How the world's first Twitter bot helped London's commuters on the go

In 2015, the Twitter platform changed, with tweets no longer appearing in chronological order. This presented a problem for Transport for London (TfL) - its approach of providing real-time, minute-by-minute information no longer worked.

How the world's first Twitter bot helped London's commuters on the go


TfL won the Mobile category at Campaign's 2017 Marketing New Thinking Awards, in association with Sky Media

To enter the 2018 New Thinking Awards - deadline 25 May - click here


TfL needed to come up with new and relevant ways of keeping people well informed about its services, particularly when they are on the move. Knowing social media was an important channel for customers, it decided to push the boundaries of automation through social media.

Its campaign, in partnership with Twitter, created not only the world’s first Twitter bot, but also marked the first time the social-media platform had partnered a transport authority to provide live travel information in this manner. The Twitter bot sent notifications about disruptions, such as severe delays, straight to customers’ mobile devices on the go, free of charge, in the form of a direct message.

Customers could also check the status of any Tube or TfL rail lines at any time of day or night and get the latest information – including the confirmation of "a good service". Notifications could be tailored to avoid receiving unnecessary alerts.

Christopher Macleod, customer director for Transport for London, says the innovation meant the brand was able to meet both the needs of its Twitter followers and the expectations of all its customers.

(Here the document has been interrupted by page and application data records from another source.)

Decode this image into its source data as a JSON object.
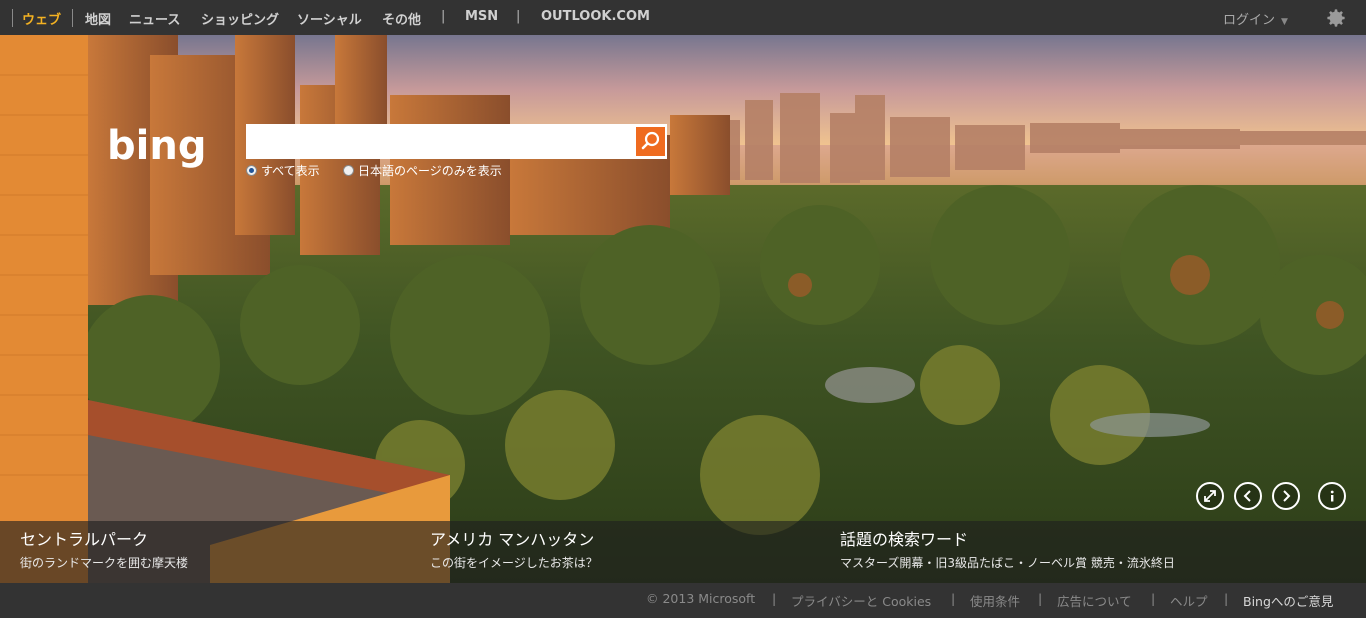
{
  "nav": {
    "items": [
      {
        "label": "ウェブ",
        "active": true
      },
      {
        "label": "地図"
      },
      {
        "label": "ニュース"
      },
      {
        "label": "ショッピング"
      },
      {
        "label": "ソーシャル"
      },
      {
        "label": "その他"
      },
      {
        "label": "MSN"
      },
      {
        "label": "OUTLOOK.COM"
      }
    ],
    "login_label": "ログイン",
    "settings_icon": "gear-icon"
  },
  "search": {
    "logo_text": "bing",
    "query": "",
    "button_icon": "search-icon",
    "options": [
      {
        "label": "すべて表示",
        "selected": true
      },
      {
        "label": "日本語のページのみを表示",
        "selected": false
      }
    ]
  },
  "hero_controls": [
    {
      "icon": "expand-icon"
    },
    {
      "icon": "chevron-left-icon"
    },
    {
      "icon": "chevron-right-icon"
    },
    {
      "icon": "info-icon"
    }
  ],
  "captions": [
    {
      "title": "セントラルパーク",
      "subtitle": "街のランドマークを囲む摩天楼"
    },
    {
      "title": "アメリカ マンハッタン",
      "subtitle": "この街をイメージしたお茶は？"
    },
    {
      "title": "話題の検索ワード",
      "subtitle": "マスターズ開幕・旧3級品たばこ・ノーベル賞 競売・流氷終日"
    }
  ],
  "footer": {
    "copyright": "© 2013 Microsoft",
    "links": [
      "プライバシーと Cookies",
      "使用条件",
      "広告について",
      "ヘルプ",
      "Bingへのご意見"
    ]
  },
  "colors": {
    "accent_active_tab": "#f4b222",
    "search_button": "#ef6b1f",
    "bar_background": "#333333"
  }
}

Information is now more accurate and consistent, for example, and can be accessed faster. With TfL no longer needing to tweet about minor delays, more time is freed up, enabling customer-service agents to tackle more complex questions.

"The service reinforces perceptions of TfL as a digital innovator and also means more customer-service agent time can be spent answering more complex customer queries," he says. Since launch 3.9 million alerts have been sent and nine out of 10 users remain subscribed to the service after trying it.


TfL’s "Quick replies" campaign won the Mobile category at Campaign’s 2017 Marketing New Thinking Awards

To enter the 2018 New Thinking Awards - deadline 25 May - click here